Activity: From the listing below, how many lines hold the word "name"? Write only the number.

Supplied information:
....

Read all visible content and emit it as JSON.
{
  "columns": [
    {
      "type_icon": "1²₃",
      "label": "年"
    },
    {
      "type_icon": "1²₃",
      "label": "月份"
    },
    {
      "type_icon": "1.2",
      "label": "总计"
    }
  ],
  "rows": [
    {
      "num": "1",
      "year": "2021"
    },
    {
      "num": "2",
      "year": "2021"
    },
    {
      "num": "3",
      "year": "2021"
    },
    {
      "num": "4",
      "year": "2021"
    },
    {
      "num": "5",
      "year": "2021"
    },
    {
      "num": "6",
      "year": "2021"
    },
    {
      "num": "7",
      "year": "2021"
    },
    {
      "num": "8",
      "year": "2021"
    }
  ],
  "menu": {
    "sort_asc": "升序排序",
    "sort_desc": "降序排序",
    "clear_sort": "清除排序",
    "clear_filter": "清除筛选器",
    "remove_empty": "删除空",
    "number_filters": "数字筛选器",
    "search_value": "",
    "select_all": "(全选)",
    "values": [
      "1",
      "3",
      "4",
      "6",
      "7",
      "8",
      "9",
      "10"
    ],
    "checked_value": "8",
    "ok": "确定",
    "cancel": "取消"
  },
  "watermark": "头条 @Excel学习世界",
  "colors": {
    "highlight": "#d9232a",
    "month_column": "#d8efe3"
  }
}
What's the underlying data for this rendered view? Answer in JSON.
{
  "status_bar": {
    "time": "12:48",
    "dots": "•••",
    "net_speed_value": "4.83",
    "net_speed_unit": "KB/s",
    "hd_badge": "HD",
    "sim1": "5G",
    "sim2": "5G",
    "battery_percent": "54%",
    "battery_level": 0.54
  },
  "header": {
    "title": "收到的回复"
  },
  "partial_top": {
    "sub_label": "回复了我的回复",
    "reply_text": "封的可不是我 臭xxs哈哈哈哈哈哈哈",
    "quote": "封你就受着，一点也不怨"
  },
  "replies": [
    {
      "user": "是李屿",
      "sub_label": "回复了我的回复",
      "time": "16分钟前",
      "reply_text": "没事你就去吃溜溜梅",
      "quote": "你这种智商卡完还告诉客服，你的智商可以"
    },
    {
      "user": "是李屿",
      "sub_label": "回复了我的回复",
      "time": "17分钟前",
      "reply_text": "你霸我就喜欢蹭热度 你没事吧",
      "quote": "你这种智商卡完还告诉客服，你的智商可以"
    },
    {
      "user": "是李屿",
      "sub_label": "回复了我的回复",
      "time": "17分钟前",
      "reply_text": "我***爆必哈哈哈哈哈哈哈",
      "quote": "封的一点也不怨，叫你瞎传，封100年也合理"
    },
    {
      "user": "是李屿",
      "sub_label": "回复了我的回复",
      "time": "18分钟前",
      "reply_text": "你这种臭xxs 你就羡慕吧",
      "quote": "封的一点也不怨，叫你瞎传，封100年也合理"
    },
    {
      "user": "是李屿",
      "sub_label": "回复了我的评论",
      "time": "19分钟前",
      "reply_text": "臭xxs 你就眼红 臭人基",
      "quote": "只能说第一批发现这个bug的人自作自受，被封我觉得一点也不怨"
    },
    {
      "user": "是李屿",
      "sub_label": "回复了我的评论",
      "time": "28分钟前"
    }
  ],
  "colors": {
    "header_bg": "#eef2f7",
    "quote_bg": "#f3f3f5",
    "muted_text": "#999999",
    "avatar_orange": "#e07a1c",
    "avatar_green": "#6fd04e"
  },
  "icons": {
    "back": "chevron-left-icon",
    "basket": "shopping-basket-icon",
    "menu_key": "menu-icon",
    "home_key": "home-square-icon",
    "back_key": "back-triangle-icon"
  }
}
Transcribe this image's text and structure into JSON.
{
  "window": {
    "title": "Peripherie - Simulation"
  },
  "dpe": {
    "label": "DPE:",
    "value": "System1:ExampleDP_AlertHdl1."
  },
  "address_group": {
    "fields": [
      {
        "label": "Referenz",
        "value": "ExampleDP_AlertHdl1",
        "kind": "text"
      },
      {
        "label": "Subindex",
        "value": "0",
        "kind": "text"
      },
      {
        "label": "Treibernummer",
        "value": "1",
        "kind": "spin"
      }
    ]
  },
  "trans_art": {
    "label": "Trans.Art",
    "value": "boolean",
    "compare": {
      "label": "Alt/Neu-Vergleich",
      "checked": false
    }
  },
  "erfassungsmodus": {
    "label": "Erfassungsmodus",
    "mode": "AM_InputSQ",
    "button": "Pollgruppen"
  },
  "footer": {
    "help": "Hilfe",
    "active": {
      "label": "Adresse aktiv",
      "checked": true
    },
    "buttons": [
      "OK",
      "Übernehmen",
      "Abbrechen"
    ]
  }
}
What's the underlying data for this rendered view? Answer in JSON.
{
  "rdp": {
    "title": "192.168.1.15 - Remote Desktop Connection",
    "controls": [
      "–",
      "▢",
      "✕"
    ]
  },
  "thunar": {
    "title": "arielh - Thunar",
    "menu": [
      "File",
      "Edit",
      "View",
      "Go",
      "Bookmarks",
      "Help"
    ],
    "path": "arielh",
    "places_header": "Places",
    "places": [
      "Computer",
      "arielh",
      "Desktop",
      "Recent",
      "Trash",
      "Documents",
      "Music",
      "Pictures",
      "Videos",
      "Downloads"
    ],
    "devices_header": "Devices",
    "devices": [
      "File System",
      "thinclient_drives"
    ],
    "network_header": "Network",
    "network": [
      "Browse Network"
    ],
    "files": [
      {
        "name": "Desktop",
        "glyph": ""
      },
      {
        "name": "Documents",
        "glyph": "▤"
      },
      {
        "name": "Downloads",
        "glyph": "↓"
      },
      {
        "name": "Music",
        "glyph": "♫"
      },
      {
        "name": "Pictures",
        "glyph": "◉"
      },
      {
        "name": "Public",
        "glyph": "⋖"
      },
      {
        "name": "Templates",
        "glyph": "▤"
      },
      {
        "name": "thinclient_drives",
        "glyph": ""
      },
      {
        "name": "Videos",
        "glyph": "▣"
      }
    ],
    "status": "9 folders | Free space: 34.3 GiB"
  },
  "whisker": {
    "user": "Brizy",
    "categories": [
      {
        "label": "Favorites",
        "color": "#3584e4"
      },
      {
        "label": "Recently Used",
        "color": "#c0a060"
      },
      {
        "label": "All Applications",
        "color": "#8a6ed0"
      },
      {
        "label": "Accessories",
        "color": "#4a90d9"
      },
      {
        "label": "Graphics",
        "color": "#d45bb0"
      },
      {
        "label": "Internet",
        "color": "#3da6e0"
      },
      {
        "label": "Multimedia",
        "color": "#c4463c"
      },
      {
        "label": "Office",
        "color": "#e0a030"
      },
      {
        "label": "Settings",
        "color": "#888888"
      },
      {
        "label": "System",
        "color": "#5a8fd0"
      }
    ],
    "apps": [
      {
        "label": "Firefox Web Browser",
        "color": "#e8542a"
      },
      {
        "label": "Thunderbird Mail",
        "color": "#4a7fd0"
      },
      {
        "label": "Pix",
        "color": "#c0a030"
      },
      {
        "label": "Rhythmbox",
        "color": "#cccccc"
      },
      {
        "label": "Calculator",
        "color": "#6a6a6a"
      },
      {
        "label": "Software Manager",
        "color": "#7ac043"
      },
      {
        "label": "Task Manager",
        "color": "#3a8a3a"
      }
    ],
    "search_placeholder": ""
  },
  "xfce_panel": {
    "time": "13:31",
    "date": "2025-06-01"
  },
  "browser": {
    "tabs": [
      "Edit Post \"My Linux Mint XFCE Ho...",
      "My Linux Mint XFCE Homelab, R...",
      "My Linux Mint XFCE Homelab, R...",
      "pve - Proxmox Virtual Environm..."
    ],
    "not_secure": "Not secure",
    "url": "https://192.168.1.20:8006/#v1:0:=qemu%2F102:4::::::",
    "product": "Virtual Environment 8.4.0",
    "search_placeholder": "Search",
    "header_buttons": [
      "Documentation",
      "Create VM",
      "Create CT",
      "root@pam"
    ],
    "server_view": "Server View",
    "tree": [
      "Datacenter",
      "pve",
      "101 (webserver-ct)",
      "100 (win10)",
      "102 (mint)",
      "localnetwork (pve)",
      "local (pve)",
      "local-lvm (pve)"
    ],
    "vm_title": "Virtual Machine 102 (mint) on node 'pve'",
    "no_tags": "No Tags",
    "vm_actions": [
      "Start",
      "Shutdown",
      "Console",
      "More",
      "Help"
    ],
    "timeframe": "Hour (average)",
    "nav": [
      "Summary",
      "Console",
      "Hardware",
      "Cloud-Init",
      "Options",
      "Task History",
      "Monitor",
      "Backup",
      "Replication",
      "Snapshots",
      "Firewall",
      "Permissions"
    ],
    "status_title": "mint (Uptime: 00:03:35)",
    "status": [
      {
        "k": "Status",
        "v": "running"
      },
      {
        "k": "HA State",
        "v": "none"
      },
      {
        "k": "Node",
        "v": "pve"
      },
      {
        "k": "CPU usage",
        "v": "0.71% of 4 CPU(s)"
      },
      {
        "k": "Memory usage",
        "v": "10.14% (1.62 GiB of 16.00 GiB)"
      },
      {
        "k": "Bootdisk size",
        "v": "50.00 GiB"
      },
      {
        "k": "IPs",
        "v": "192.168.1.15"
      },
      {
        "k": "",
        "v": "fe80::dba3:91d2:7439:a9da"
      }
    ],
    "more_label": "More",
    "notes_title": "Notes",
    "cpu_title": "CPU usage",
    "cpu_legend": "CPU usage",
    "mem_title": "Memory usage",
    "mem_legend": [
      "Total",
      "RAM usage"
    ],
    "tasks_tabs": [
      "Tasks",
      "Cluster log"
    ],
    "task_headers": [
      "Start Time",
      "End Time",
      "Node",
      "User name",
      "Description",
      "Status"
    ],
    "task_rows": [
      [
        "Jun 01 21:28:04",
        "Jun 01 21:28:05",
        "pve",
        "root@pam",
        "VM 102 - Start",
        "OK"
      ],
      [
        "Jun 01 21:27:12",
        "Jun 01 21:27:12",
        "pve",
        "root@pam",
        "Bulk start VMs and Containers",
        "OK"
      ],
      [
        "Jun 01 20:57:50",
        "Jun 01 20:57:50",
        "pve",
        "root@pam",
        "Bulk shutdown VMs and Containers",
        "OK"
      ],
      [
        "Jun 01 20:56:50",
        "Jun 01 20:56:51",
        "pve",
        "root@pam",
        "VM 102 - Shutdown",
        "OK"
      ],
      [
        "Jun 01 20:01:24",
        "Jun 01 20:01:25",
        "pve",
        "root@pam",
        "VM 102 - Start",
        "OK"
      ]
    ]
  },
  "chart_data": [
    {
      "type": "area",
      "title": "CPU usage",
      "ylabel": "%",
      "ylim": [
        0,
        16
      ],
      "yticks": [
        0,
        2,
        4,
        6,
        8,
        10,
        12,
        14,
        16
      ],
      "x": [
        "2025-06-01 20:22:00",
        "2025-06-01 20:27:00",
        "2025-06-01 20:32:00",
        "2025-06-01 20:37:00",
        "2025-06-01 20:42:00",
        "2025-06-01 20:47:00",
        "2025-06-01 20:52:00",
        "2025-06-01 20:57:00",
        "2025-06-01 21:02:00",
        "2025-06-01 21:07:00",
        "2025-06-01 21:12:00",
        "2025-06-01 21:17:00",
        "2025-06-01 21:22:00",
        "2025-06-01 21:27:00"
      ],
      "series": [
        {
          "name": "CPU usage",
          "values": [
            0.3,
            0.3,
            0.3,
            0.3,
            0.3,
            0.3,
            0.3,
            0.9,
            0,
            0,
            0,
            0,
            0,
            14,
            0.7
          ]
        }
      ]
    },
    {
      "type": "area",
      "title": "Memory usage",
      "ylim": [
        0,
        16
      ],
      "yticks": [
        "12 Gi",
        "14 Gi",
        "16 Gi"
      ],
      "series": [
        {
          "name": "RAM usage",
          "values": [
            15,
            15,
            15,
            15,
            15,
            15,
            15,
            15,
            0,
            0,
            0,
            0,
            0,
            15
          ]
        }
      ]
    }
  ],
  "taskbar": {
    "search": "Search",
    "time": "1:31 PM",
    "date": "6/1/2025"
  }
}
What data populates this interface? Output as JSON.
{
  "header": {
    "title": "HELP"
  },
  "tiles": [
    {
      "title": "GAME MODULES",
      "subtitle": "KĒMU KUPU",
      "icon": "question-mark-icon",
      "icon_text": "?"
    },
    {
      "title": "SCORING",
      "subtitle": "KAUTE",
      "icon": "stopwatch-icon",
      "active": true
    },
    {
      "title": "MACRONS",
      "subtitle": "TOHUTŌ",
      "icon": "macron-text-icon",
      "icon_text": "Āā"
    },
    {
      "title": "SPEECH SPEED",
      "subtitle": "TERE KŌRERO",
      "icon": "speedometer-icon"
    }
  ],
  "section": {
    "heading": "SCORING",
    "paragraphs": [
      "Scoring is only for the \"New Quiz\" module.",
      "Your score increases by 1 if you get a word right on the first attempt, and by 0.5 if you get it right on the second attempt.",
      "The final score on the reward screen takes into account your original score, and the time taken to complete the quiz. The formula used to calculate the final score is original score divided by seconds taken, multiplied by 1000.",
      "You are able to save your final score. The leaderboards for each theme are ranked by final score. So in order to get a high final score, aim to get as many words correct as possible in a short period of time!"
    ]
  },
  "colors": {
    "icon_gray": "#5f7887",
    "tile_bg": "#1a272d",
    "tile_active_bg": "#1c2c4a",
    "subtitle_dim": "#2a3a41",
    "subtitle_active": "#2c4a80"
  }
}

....

Written answer: 12